* _Exercise_: For each line in the records, produce an exact copy.

* _Source material_:
═══

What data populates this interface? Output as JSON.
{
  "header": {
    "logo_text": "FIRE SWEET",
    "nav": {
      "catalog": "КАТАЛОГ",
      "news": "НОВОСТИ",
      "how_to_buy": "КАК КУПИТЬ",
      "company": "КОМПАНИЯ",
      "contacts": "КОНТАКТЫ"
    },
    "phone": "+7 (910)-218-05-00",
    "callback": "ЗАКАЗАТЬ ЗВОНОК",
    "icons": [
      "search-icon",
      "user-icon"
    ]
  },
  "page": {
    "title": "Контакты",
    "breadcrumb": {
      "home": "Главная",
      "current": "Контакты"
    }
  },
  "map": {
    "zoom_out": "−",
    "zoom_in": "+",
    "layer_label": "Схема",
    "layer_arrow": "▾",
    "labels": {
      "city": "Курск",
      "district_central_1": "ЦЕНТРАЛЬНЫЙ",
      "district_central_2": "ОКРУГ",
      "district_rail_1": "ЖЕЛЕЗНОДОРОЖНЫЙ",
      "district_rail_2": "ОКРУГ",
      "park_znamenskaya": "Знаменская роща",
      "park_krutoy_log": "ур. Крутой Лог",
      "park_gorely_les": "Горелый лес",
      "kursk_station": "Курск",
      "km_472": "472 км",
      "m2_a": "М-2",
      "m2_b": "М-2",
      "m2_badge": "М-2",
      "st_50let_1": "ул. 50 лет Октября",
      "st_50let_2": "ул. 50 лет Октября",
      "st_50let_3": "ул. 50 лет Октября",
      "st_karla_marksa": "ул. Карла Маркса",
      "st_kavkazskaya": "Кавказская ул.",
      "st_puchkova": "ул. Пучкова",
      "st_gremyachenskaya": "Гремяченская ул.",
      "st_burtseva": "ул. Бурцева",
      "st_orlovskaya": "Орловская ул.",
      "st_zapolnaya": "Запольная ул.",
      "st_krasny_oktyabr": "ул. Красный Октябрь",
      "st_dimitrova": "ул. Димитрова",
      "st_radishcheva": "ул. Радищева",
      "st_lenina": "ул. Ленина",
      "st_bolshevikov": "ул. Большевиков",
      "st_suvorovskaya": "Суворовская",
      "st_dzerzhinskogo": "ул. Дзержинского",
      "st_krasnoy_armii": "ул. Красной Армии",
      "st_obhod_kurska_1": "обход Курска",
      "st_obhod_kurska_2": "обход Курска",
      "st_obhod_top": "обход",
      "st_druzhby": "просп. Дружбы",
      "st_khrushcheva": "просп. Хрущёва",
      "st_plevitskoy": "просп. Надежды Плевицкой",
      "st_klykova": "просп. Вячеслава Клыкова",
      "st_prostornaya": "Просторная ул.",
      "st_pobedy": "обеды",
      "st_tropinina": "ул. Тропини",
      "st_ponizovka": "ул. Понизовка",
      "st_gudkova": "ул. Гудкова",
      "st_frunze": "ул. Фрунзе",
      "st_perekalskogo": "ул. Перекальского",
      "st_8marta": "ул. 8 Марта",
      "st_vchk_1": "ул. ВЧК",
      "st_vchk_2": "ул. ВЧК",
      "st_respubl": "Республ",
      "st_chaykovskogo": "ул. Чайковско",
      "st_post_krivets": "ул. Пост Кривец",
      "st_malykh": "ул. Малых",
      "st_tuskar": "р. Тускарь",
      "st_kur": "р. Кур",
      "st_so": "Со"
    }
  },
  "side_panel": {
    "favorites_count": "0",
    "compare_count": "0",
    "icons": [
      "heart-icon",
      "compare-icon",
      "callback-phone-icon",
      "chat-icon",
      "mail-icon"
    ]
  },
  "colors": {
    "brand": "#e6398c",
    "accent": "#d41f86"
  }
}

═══

* _Reply to the exercise_:
What data populates this interface? Output as JSON.
{
  "header": {
    "logo_text": "FIRE SWEET",
    "nav": {
      "catalog": "КАТАЛОГ",
      "news": "НОВОСТИ",
      "how_to_buy": "КАК КУПИТЬ",
      "company": "КОМПАНИЯ",
      "contacts": "КОНТАКТЫ"
    },
    "phone": "+7 (910)-218-05-00",
    "callback": "ЗАКАЗАТЬ ЗВОНОК",
    "icons": [
      "search-icon",
      "user-icon"
    ]
  },
  "page": {
    "title": "Контакты",
    "breadcrumb": {
      "home": "Главная",
      "current": "Контакты"
    }
  },
  "map": {
    "zoom_out": "−",
    "zoom_in": "+",
    "layer_label": "Схема",
    "layer_arrow": "▾",
    "labels": {
      "city": "Курск",
      "district_central_1": "ЦЕНТРАЛЬНЫЙ",
      "district_central_2": "ОКРУГ",
      "district_rail_1": "ЖЕЛЕЗНОДОРОЖНЫЙ",
      "district_rail_2": "ОКРУГ",
      "park_znamenskaya": "Знаменская роща",
      "park_krutoy_log": "ур. Крутой Лог",
      "park_gorely_les": "Горелый лес",
      "kursk_station": "Курск",
      "km_472": "472 км",
      "m2_a": "М-2",
      "m2_b": "М-2",
      "m2_badge": "М-2",
      "st_50let_1": "ул. 50 лет Октября",
      "st_50let_2": "ул. 50 лет Октября",
      "st_50let_3": "ул. 50 лет Октября",
      "st_karla_marksa": "ул. Карла Маркса",
      "st_kavkazskaya": "Кавказская ул.",
      "st_puchkova": "ул. Пучкова",
      "st_gremyachenskaya": "Гремяченская ул.",
      "st_burtseva": "ул. Бурцева",
      "st_orlovskaya": "Орловская ул.",
      "st_zapolnaya": "Запольная ул.",
      "st_krasny_oktyabr": "ул. Красный Октябрь",
      "st_dimitrova": "ул. Димитрова",
      "st_radishcheva": "ул. Радищева",
      "st_lenina": "ул. Ленина",
      "st_bolshevikov": "ул. Большевиков",
      "st_suvorovskaya": "Суворовская",
      "st_dzerzhinskogo": "ул. Дзержинского",
      "st_krasnoy_armii": "ул. Красной Армии",
      "st_obhod_kurska_1": "обход Курска",
      "st_obhod_kurska_2": "обход Курска",
      "st_obhod_top": "обход",
      "st_druzhby": "просп. Дружбы",
      "st_khrushcheva": "просп. Хрущёва",
      "st_plevitskoy": "просп. Надежды Плевицкой",
      "st_klykova": "просп. Вячеслава Клыкова",
      "st_prostornaya": "Просторная ул.",
      "st_pobedy": "обеды",
      "st_tropinina": "ул. Тропини",
      "st_ponizovka": "ул. Понизовка",
      "st_gudkova": "ул. Гудкова",
      "st_frunze": "ул. Фрунзе",
      "st_perekalskogo": "ул. Перекальского",
      "st_8marta": "ул. 8 Марта",
      "st_vchk_1": "ул. ВЧК",
      "st_vchk_2": "ул. ВЧК",
      "st_respubl": "Республ",
      "st_chaykovskogo": "ул. Чайковско",
      "st_post_krivets": "ул. Пост Кривец",
      "st_malykh": "ул. Малых",
      "st_tuskar": "р. Тускарь",
      "st_kur": "р. Кур",
      "st_so": "Со"
    }
  },
  "side_panel": {
    "favorites_count": "0",
    "compare_count": "0",
    "icons": [
      "heart-icon",
      "compare-icon",
      "callback-phone-icon",
      "chat-icon",
      "mail-icon"
    ]
  },
  "colors": {
    "brand": "#e6398c",
    "accent": "#d41f86"
  }
}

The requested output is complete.